washingtonpost.com  > Arts & Living > Movies > Reviews > Desson Thomson on Movies

Unimaginative 'Heroes'

By Desson Thomson
Washington Post Staff Writer
Friday, March 11, 2005; Page WE34

"IMAGINARY HEROES" is the latest, and not the last, in a long-standing era of -- what to call them? -- suburban angst films. We've watched sub/angst in such films as "The Ice Storm," "American Beauty," "Welcome to the Dollhouse," "Donnie Darko," "Thirteen," and "Garden State," to name but a few. In these films, dark, wayward and dysfunctional impulses are counterpointed with the faux paradise of suburban America.

On any given day, Sis has bulimia and is making herself throw up before school. She's probably thinking of suicide. And if she isn't, Bro certainly is. Or he's popping ecstasy.

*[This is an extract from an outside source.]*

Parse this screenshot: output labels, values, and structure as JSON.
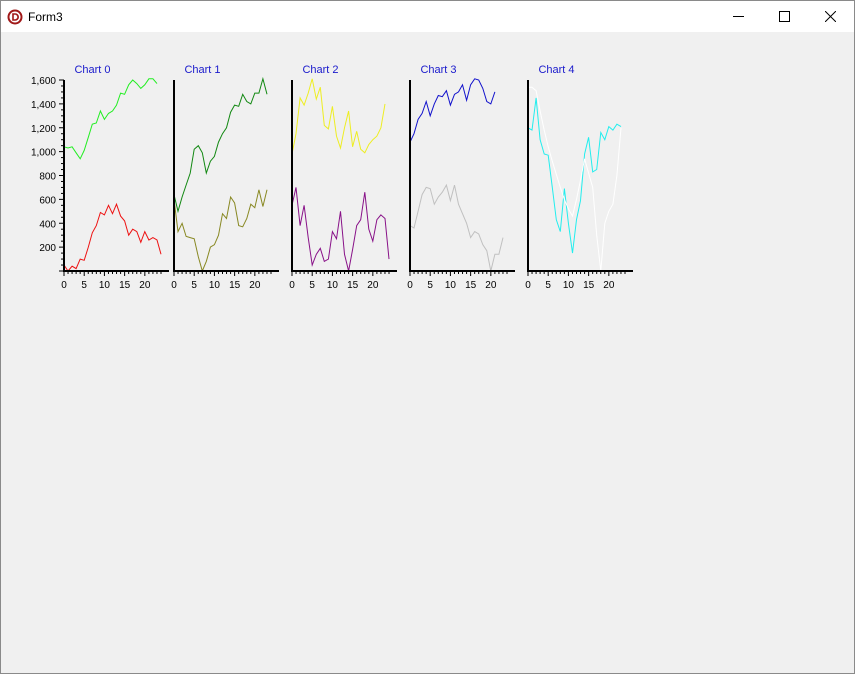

Mom's on antidepressants, red wine or both. Dad, still stuck in the summer of 1967 or some equivalent, smokes weed in the car. They're probably divorcing, if they haven't already. Meanwhile, the fridge is full and humming away, the TV is always on and, well, you get the picture: Postmodern gonzo alienation at 5555 Every Street.

Suburban dystopia: Sigourney Weaver and Emile Hirsch play a dysfunctional mother and son in "Imaginary Heroes." (John Clifford -- Sony Pictures Classics)

_____More in Movies_____
'Imaginary Heroes': National Showtimes
Watch the Trailer
More Movie Trailers
Current Movie Openings
Arts & Living: Movies
_____Desson Thomson_____
More Reviews
Live Online: Behind the Screen
Arts & Living: Movies

So here we are in "Imaginary Heroes," which stars Sigourney Weaver, Emile Hirsch and Jeff Daniels. Weaver is Sandy Travis, a jaded mom who has an unusually frank, close relationship with her son Tim (Hirsch), a high school student with all kinds of dark secrets. True to form, she likes to smoke pot with him on occasion. And also true to form, there's a suicide in the family. It seems Tim's older brother, Matt (Kip Pardue), hates champion swimming so much, he has to exit this mortal coil.

The death, which happens early in the movie, hangs over the family. And Tim is the one to see the body first. The hardest hit is Sandy's husband, Ben (Daniels), who insists on laying a place for Matt at the dinner table. The lightest hit is Tim's Gothy no-nonsense sister, Penny (Michelle Williams), who asks Tim "What was it like?"

" 'It'?" asks Tim.

Conversations, by the way, need to be laconic, cynical and postmodern. Tears take their time, if they come at all.

Tim hits the drugs and hangs with neighbor pal Kyle (Ryan Donowho). Ben goes into a deep funk and, it turns out, spends all day on a park bench instead of at the office. Sandy decides to buy some pot so she can have a date with the young cashier (Jay Paulson) who just asked her out. She gets arrested.

Doom and gloom, baby. And there are pronouncements like this: "You won't understand how good for you I am till I'm dead," Sandy tells Tim. And there seem to be about a half-dozen spiraling subplots that go nowhere in particular. But it's oh so hiply done -- at least, that's the idea. Writer-director Dan Harris should be commended for attempting to make a movie about the offbeat and the unusual, except that this subject (or the way it's treated) has become very on-beat and very usual. Indie America, it's time to put down the doobie and get original again.

IMAGINARY HEROES (R, 117 minutes) -- Contains nudity and graphic obscenity. At Regal Gallery Place.

© 2005 The Washington Post Company